EXERCISE
Exact repetition, pictures omitted: give every record below again.

Dataset rows describing interfaces
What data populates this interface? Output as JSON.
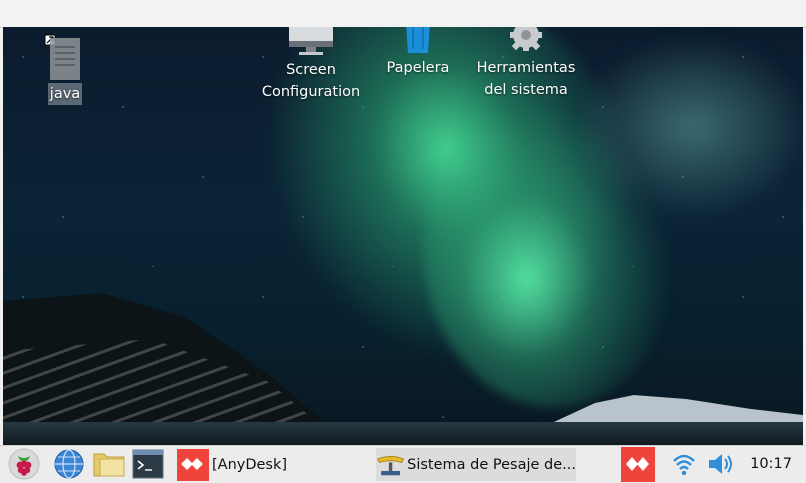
{
  "desktop": {
    "icons": [
      {
        "label_lines": [
          "java"
        ],
        "icon": "text-file-icon"
      },
      {
        "label_lines": [
          "Screen",
          "Configuration"
        ],
        "icon": "monitor-icon"
      },
      {
        "label_lines": [
          "Papelera"
        ],
        "icon": "trash-icon"
      },
      {
        "label_lines": [
          "Herramientas",
          "del sistema"
        ],
        "icon": "gear-icon"
      }
    ]
  },
  "taskbar": {
    "launchers": [
      {
        "icon": "raspberry-menu-icon"
      },
      {
        "icon": "web-browser-globe-icon"
      },
      {
        "icon": "file-manager-folder-icon"
      },
      {
        "icon": "terminal-icon"
      }
    ],
    "tasks": [
      {
        "label": "[AnyDesk]",
        "icon": "anydesk-icon"
      },
      {
        "label": "Sistema de Pesaje de...",
        "icon": "scale-icon"
      }
    ],
    "tray": [
      {
        "icon": "anydesk-tray-icon"
      },
      {
        "icon": "wifi-icon"
      },
      {
        "icon": "volume-icon"
      }
    ],
    "clock": "10:17"
  },
  "colors": {
    "anydesk_red": "#ef443b",
    "panel_bg": "#ececec",
    "tray_blue": "#2f8fd8"
  }
}
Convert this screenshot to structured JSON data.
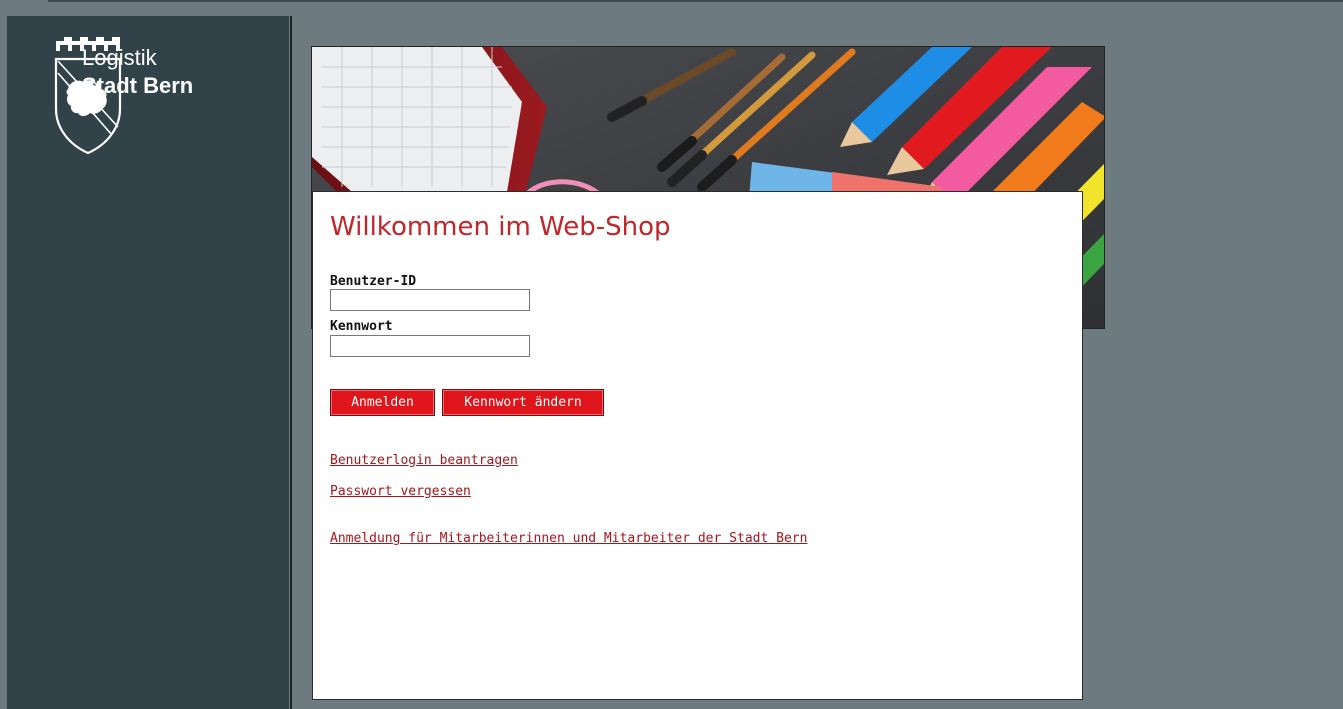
{
  "logo": {
    "line1": "Logistik",
    "line2": "Stadt Bern",
    "icon": "bern-coat-of-arms-icon"
  },
  "banner": {
    "image": "school-supplies-photo"
  },
  "login": {
    "title": "Willkommen im Web-Shop",
    "user_id_label": "Benutzer-ID",
    "user_id_value": "",
    "password_label": "Kennwort",
    "password_value": "",
    "login_button": "Anmelden",
    "change_password_button": "Kennwort ändern",
    "links": [
      "Benutzerlogin beantragen",
      "Passwort vergessen",
      "Anmeldung für Mitarbeiterinnen und Mitarbeiter der Stadt Bern"
    ]
  },
  "colors": {
    "accent_red": "#c1262b",
    "button_red": "#e0141b",
    "sidebar": "#314348",
    "background": "#6d7b81"
  }
}
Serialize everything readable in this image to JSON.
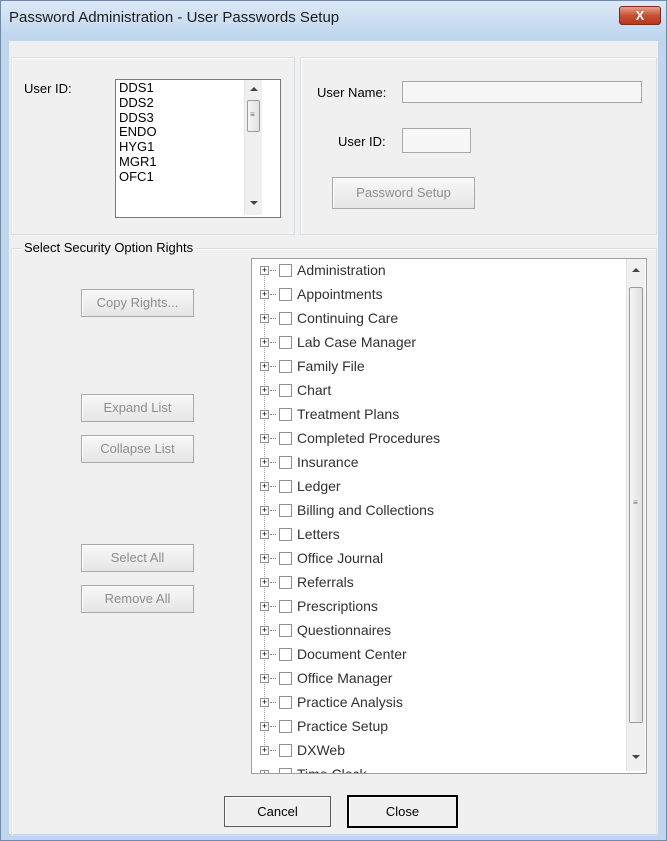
{
  "window": {
    "title": "Password Administration - User Passwords Setup",
    "close_glyph": "X"
  },
  "user_list": {
    "label": "User ID:",
    "items": [
      "DDS1",
      "DDS2",
      "DDS3",
      "ENDO",
      "HYG1",
      "MGR1",
      "OFC1"
    ]
  },
  "user_details": {
    "name_label": "User Name:",
    "name_value": "",
    "id_label": "User ID:",
    "id_value": "",
    "password_setup": "Password Setup"
  },
  "security": {
    "group_label": "Select Security Option Rights",
    "copy_rights": "Copy Rights...",
    "expand_list": "Expand List",
    "collapse_list": "Collapse List",
    "select_all": "Select All",
    "remove_all": "Remove All",
    "expander_glyph": "+",
    "tree_items": [
      "Administration",
      "Appointments",
      "Continuing Care",
      "Lab Case Manager",
      "Family File",
      "Chart",
      "Treatment Plans",
      "Completed Procedures",
      "Insurance",
      "Ledger",
      "Billing and Collections",
      "Letters",
      "Office Journal",
      "Referrals",
      "Prescriptions",
      "Questionnaires",
      "Document Center",
      "Office Manager",
      "Practice Analysis",
      "Practice Setup",
      "DXWeb",
      "Time Clock"
    ]
  },
  "footer": {
    "cancel": "Cancel",
    "close": "Close"
  },
  "scroll_grip": "≡",
  "colors": {
    "title_close": "#c75034",
    "disabled_text": "#8d8d8d",
    "frame": "#bfd6ee"
  }
}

THE COMPLETED TASK
What data populates this interface? Output as JSON.
{
  "desktop": {
    "icons": [
      {
        "label_lines": [
          "java"
        ],
        "icon": "text-file-icon"
      },
      {
        "label_lines": [
          "Screen",
          "Configuration"
        ],
        "icon": "monitor-icon"
      },
      {
        "label_lines": [
          "Papelera"
        ],
        "icon": "trash-icon"
      },
      {
        "label_lines": [
          "Herramientas",
          "del sistema"
        ],
        "icon": "gear-icon"
      }
    ]
  },
  "taskbar": {
    "launchers": [
      {
        "icon": "raspberry-menu-icon"
      },
      {
        "icon": "web-browser-globe-icon"
      },
      {
        "icon": "file-manager-folder-icon"
      },
      {
        "icon": "terminal-icon"
      }
    ],
    "tasks": [
      {
        "label": "[AnyDesk]",
        "icon": "anydesk-icon"
      },
      {
        "label": "Sistema de Pesaje de...",
        "icon": "scale-icon"
      }
    ],
    "tray": [
      {
        "icon": "anydesk-tray-icon"
      },
      {
        "icon": "wifi-icon"
      },
      {
        "icon": "volume-icon"
      }
    ],
    "clock": "10:17"
  },
  "colors": {
    "anydesk_red": "#ef443b",
    "panel_bg": "#ececec",
    "tray_blue": "#2f8fd8"
  }
}
Convert this screenshot to structured JSON data.
{
  "logo": {
    "line1": "Logistik",
    "line2": "Stadt Bern",
    "icon": "bern-coat-of-arms-icon"
  },
  "banner": {
    "image": "school-supplies-photo"
  },
  "login": {
    "title": "Willkommen im Web-Shop",
    "user_id_label": "Benutzer-ID",
    "user_id_value": "",
    "password_label": "Kennwort",
    "password_value": "",
    "login_button": "Anmelden",
    "change_password_button": "Kennwort ändern",
    "links": [
      "Benutzerlogin beantragen",
      "Passwort vergessen",
      "Anmeldung für Mitarbeiterinnen und Mitarbeiter der Stadt Bern"
    ]
  },
  "colors": {
    "accent_red": "#c1262b",
    "button_red": "#e0141b",
    "sidebar": "#314348",
    "background": "#6d7b81"
  }
}
Serialize everything readable in this image to JSON.
{
  "window": {
    "title": "Password Administration - User Passwords Setup",
    "close_glyph": "X"
  },
  "user_list": {
    "label": "User ID:",
    "items": [
      "DDS1",
      "DDS2",
      "DDS3",
      "ENDO",
      "HYG1",
      "MGR1",
      "OFC1"
    ]
  },
  "user_details": {
    "name_label": "User Name:",
    "name_value": "",
    "id_label": "User ID:",
    "id_value": "",
    "password_setup": "Password Setup"
  },
  "security": {
    "group_label": "Select Security Option Rights",
    "copy_rights": "Copy Rights...",
    "expand_list": "Expand List",
    "collapse_list": "Collapse List",
    "select_all": "Select All",
    "remove_all": "Remove All",
    "expander_glyph": "+",
    "tree_items": [
      "Administration",
      "Appointments",
      "Continuing Care",
      "Lab Case Manager",
      "Family File",
      "Chart",
      "Treatment Plans",
      "Completed Procedures",
      "Insurance",
      "Ledger",
      "Billing and Collections",
      "Letters",
      "Office Journal",
      "Referrals",
      "Prescriptions",
      "Questionnaires",
      "Document Center",
      "Office Manager",
      "Practice Analysis",
      "Practice Setup",
      "DXWeb",
      "Time Clock"
    ]
  },
  "footer": {
    "cancel": "Cancel",
    "close": "Close"
  },
  "scroll_grip": "≡",
  "colors": {
    "title_close": "#c75034",
    "disabled_text": "#8d8d8d",
    "frame": "#bfd6ee"
  }
}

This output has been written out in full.